#### ACTION ITEM:
Take each line from the entries that holds "screenshot" and copy it out.

※ ※ ※

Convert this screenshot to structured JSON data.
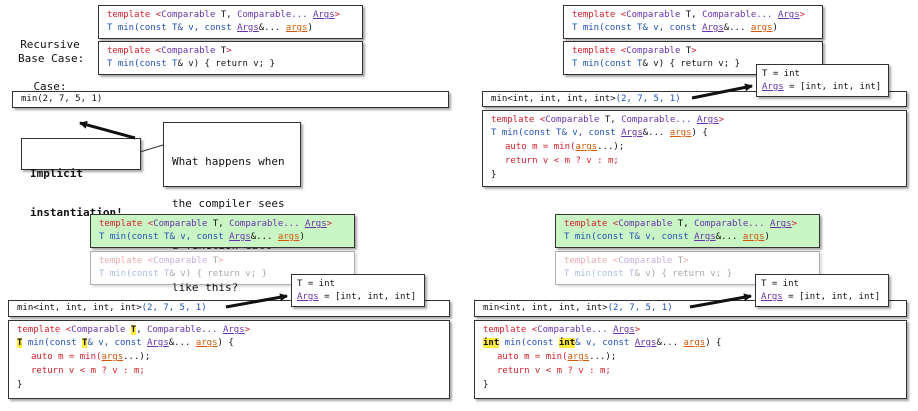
{
  "labels": {
    "recursive_1": "Recursive",
    "recursive_2": "Case:",
    "base": "Base Case:"
  },
  "code": {
    "template_open": "template <",
    "comparable": "Comparable",
    "comparable_dots": "Comparable...",
    "sep": ", ",
    "close": ">",
    "t": "T",
    "args": "Args",
    "args_lower": "args",
    "min_fn": " min(const ",
    "amp_v": "& v, const ",
    "amp_dots": "&... ",
    "close_paren": ")",
    "base_body": "& v) { return v; }",
    "open_brace": " {",
    "line_auto": "auto m = min(",
    "line_auto_end": "...);",
    "line_return": "return v < m ? v : m;",
    "close_brace": "}",
    "int": "int",
    "space": " "
  },
  "calls": {
    "plain": "min(2, 7, 5, 1)",
    "explicit_prefix": "min<int, int, int, int>",
    "explicit_args": "(2, 7, 5, 1)"
  },
  "bindings": {
    "t_eq": "T = int",
    "args_name": "Args",
    "args_rest": " = [int, int, int]"
  },
  "callout": {
    "question_1": "What happens when",
    "question_2": "the compiler sees",
    "question_3": "a function call",
    "question_4": "like this?",
    "implicit_1": "Implicit",
    "implicit_2": "instantiation!"
  }
}
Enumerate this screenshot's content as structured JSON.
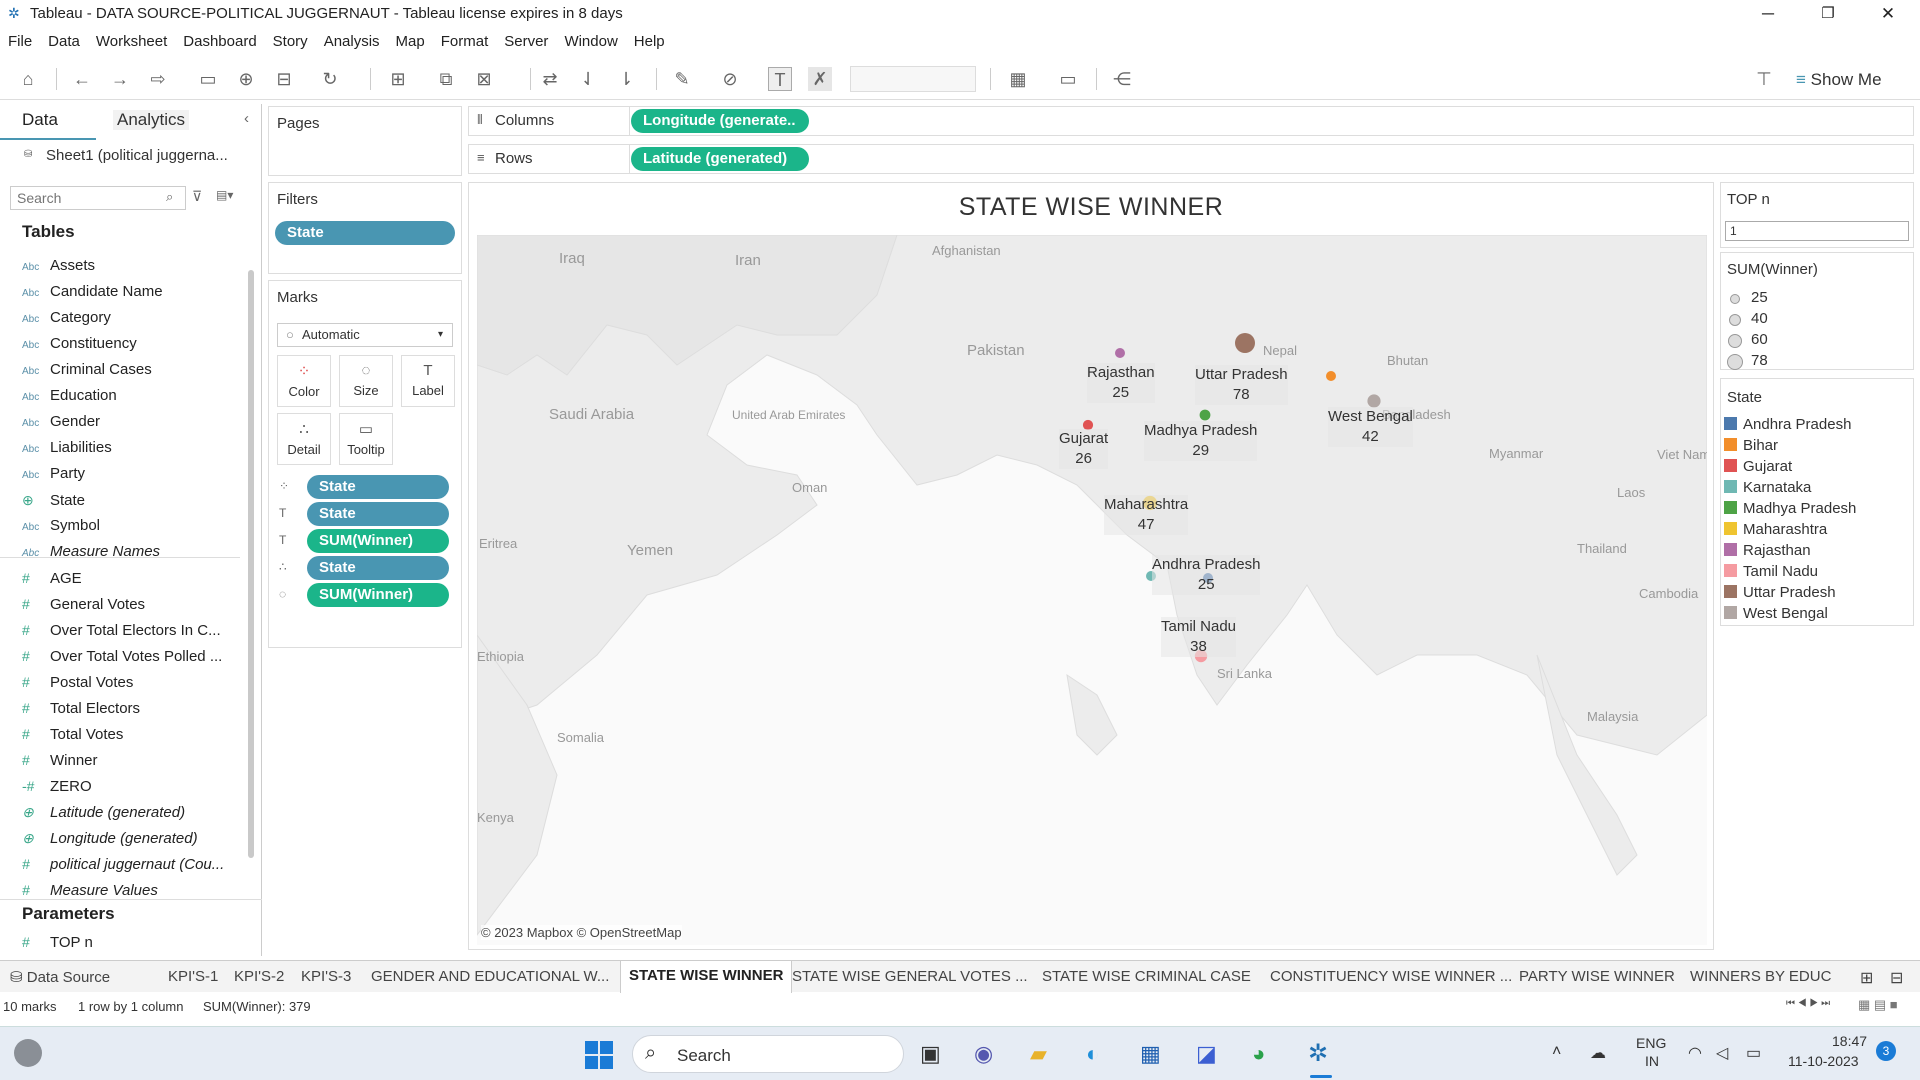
{
  "window": {
    "title": "Tableau - DATA SOURCE-POLITICAL JUGGERNAUT - Tableau license expires in 8 days",
    "minimize": "─",
    "restore": "❐",
    "close": "✕"
  },
  "menu": [
    "File",
    "Data",
    "Worksheet",
    "Dashboard",
    "Story",
    "Analysis",
    "Map",
    "Format",
    "Server",
    "Window",
    "Help"
  ],
  "toolbar": {
    "show_me": "Show Me"
  },
  "left_panel": {
    "tab_data": "Data",
    "tab_analytics": "Analytics",
    "collapse": "‹",
    "datasource": "Sheet1 (political juggerna...",
    "search_placeholder": "Search",
    "tables_heading": "Tables",
    "parameters_heading": "Parameters",
    "dimensions": [
      {
        "icon": "Abc",
        "name": "Assets"
      },
      {
        "icon": "Abc",
        "name": "Candidate Name"
      },
      {
        "icon": "Abc",
        "name": "Category"
      },
      {
        "icon": "Abc",
        "name": "Constituency"
      },
      {
        "icon": "Abc",
        "name": "Criminal Cases"
      },
      {
        "icon": "Abc",
        "name": "Education"
      },
      {
        "icon": "Abc",
        "name": "Gender"
      },
      {
        "icon": "Abc",
        "name": "Liabilities"
      },
      {
        "icon": "Abc",
        "name": "Party"
      },
      {
        "icon": "⊕",
        "name": "State"
      },
      {
        "icon": "Abc",
        "name": "Symbol"
      },
      {
        "icon": "Abc",
        "name": "Measure Names"
      }
    ],
    "measures": [
      {
        "icon": "#",
        "name": "AGE"
      },
      {
        "icon": "#",
        "name": "General Votes"
      },
      {
        "icon": "#",
        "name": "Over Total Electors  In C..."
      },
      {
        "icon": "#",
        "name": "Over Total Votes Polled  ..."
      },
      {
        "icon": "#",
        "name": "Postal Votes"
      },
      {
        "icon": "#",
        "name": "Total Electors"
      },
      {
        "icon": "#",
        "name": "Total Votes"
      },
      {
        "icon": "#",
        "name": "Winner"
      },
      {
        "icon": "-#",
        "name": "ZERO"
      },
      {
        "icon": "⊕",
        "name": "Latitude (generated)"
      },
      {
        "icon": "⊕",
        "name": "Longitude (generated)"
      },
      {
        "icon": "#",
        "name": "political juggernaut (Cou..."
      },
      {
        "icon": "#",
        "name": "Measure Values"
      }
    ],
    "parameters": [
      {
        "icon": "#",
        "name": "TOP n"
      }
    ]
  },
  "pages": {
    "label": "Pages"
  },
  "filters": {
    "label": "Filters",
    "pills": [
      "State"
    ]
  },
  "marks": {
    "label": "Marks",
    "type": "Automatic",
    "buttons": [
      "Color",
      "Size",
      "Label",
      "Detail",
      "Tooltip"
    ],
    "pills": [
      {
        "icon": "⁘",
        "text": "State",
        "color": "blue"
      },
      {
        "icon": "T",
        "text": "State",
        "color": "blue"
      },
      {
        "icon": "T",
        "text": "SUM(Winner)",
        "color": "green"
      },
      {
        "icon": "∴",
        "text": "State",
        "color": "blue"
      },
      {
        "icon": "◌",
        "text": "SUM(Winner)",
        "color": "green"
      }
    ]
  },
  "shelves": {
    "columns_label": "Columns",
    "columns_pill": "Longitude (generate..",
    "rows_label": "Rows",
    "rows_pill": "Latitude (generated)"
  },
  "viz": {
    "title": "STATE WISE WINNER",
    "attribution": "© 2023 Mapbox © OpenStreetMap",
    "geo_labels": [
      "Afghanistan",
      "Iraq",
      "Iran",
      "Pakistan",
      "Nepal",
      "Bhutan",
      "Bangladesh",
      "Saudi Arabia",
      "United Arab Emirates",
      "Oman",
      "Yemen",
      "Myanmar",
      "Laos",
      "Viet Nam",
      "Thailand",
      "Cambodia",
      "Sri Lanka",
      "Malaysia",
      "Ethiopia",
      "Somalia",
      "Eritrea",
      "Kenya"
    ],
    "marks": [
      {
        "state": "Rajasthan",
        "value": 25,
        "color": "#b06fa7"
      },
      {
        "state": "Uttar Pradesh",
        "value": 78,
        "color": "#9c7463"
      },
      {
        "state": "West Bengal",
        "value": 42,
        "color": "#b1a7a4"
      },
      {
        "state": "Gujarat",
        "value": 26,
        "color": "#e05353"
      },
      {
        "state": "Madhya Pradesh",
        "value": 29,
        "color": "#4ea346"
      },
      {
        "state": "Maharashtra",
        "value": 47,
        "color": "#efc430"
      },
      {
        "state": "Andhra Pradesh",
        "value": 25,
        "color": "#4c79ad"
      },
      {
        "state": "Karnataka",
        "value": null,
        "color": "#6fb8b3"
      },
      {
        "state": "Tamil Nadu",
        "value": 38,
        "color": "#f59ba1"
      },
      {
        "state": "Bihar",
        "value": null,
        "color": "#f28e2b"
      }
    ]
  },
  "right_panel": {
    "topn_label": "TOP n",
    "topn_value": "1",
    "size_legend_title": "SUM(Winner)",
    "size_legend": [
      "25",
      "40",
      "60",
      "78"
    ],
    "color_legend_title": "State",
    "color_legend": [
      {
        "name": "Andhra Pradesh",
        "color": "#4c79ad"
      },
      {
        "name": "Bihar",
        "color": "#f28e2b"
      },
      {
        "name": "Gujarat",
        "color": "#e05353"
      },
      {
        "name": "Karnataka",
        "color": "#6fb8b3"
      },
      {
        "name": "Madhya Pradesh",
        "color": "#4ea346"
      },
      {
        "name": "Maharashtra",
        "color": "#efc430"
      },
      {
        "name": "Rajasthan",
        "color": "#b06fa7"
      },
      {
        "name": "Tamil Nadu",
        "color": "#f59ba1"
      },
      {
        "name": "Uttar Pradesh",
        "color": "#9c7463"
      },
      {
        "name": "West Bengal",
        "color": "#b1a7a4"
      }
    ]
  },
  "sheet_tabs": {
    "data_source": "Data Source",
    "tabs": [
      "KPI'S-1",
      "KPI'S-2",
      "KPI'S-3",
      "GENDER AND EDUCATIONAL W...",
      "STATE WISE WINNER",
      "STATE WISE GENERAL VOTES ...",
      "STATE WISE CRIMINAL CASE",
      "CONSTITUENCY WISE WINNER ...",
      "PARTY WISE WINNER",
      "WINNERS BY EDUC"
    ],
    "active": "STATE WISE WINNER"
  },
  "status": {
    "marks": "10 marks",
    "dims": "1 row by 1 column",
    "sum": "SUM(Winner): 379"
  },
  "taskbar": {
    "search": "Search",
    "lang1": "ENG",
    "lang2": "IN",
    "time": "18:47",
    "date": "11-10-2023",
    "badge": "3"
  }
}
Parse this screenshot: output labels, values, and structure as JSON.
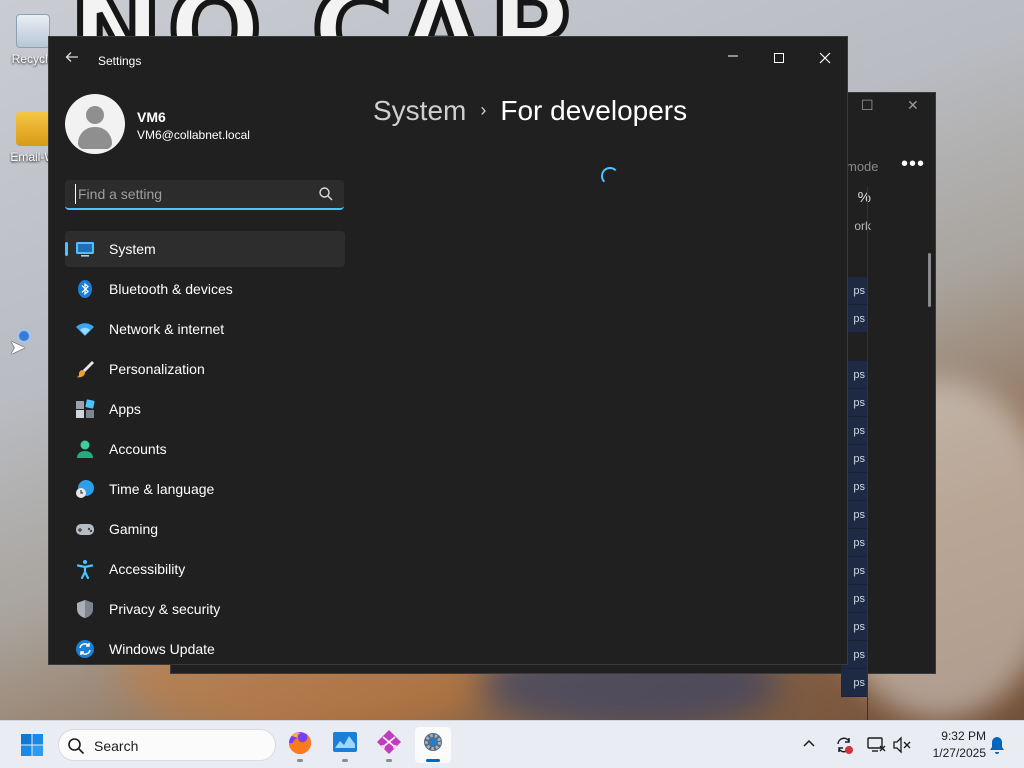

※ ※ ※

#### PROBLEM SOLUTION:
Convert this screenshot to structured JSON data.
Enumerate this screenshot's content as structured JSON.
Parse this screenshot: output labels, values, and structure as JSON.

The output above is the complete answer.